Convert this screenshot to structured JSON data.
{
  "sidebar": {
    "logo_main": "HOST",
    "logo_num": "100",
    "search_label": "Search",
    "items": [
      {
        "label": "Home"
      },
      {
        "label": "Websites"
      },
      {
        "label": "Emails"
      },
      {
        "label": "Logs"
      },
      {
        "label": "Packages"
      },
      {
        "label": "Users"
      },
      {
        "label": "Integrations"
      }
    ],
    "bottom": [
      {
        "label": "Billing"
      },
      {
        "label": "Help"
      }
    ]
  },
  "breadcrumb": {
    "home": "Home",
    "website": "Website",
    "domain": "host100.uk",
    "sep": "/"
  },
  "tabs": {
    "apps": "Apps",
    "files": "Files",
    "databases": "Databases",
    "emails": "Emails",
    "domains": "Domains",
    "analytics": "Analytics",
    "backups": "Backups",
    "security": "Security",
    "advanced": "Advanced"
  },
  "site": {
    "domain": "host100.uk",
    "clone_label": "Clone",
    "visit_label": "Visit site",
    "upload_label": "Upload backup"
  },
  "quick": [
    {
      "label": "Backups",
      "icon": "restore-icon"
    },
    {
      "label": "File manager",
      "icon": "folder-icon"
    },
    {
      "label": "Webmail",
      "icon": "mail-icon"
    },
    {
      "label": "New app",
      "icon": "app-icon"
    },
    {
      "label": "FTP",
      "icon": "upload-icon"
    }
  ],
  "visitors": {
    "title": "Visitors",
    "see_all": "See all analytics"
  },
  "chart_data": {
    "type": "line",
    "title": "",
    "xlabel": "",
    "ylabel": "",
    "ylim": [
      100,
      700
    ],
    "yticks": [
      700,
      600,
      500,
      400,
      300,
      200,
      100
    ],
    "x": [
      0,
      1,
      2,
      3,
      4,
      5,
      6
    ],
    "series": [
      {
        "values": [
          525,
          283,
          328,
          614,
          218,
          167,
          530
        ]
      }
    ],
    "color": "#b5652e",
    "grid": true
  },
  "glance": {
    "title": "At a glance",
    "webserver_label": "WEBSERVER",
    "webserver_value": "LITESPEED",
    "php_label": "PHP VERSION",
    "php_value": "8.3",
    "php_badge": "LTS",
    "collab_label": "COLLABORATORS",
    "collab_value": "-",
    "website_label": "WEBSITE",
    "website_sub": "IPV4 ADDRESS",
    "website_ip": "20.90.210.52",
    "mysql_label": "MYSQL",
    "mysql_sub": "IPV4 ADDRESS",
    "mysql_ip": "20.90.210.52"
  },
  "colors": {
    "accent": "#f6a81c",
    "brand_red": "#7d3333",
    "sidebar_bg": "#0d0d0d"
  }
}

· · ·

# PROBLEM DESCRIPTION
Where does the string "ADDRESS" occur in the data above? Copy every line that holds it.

# YOUR SOLUTION
    "website_sub": "IPV4 ADDRESS",
    "mysql_sub": "IPV4 ADDRESS",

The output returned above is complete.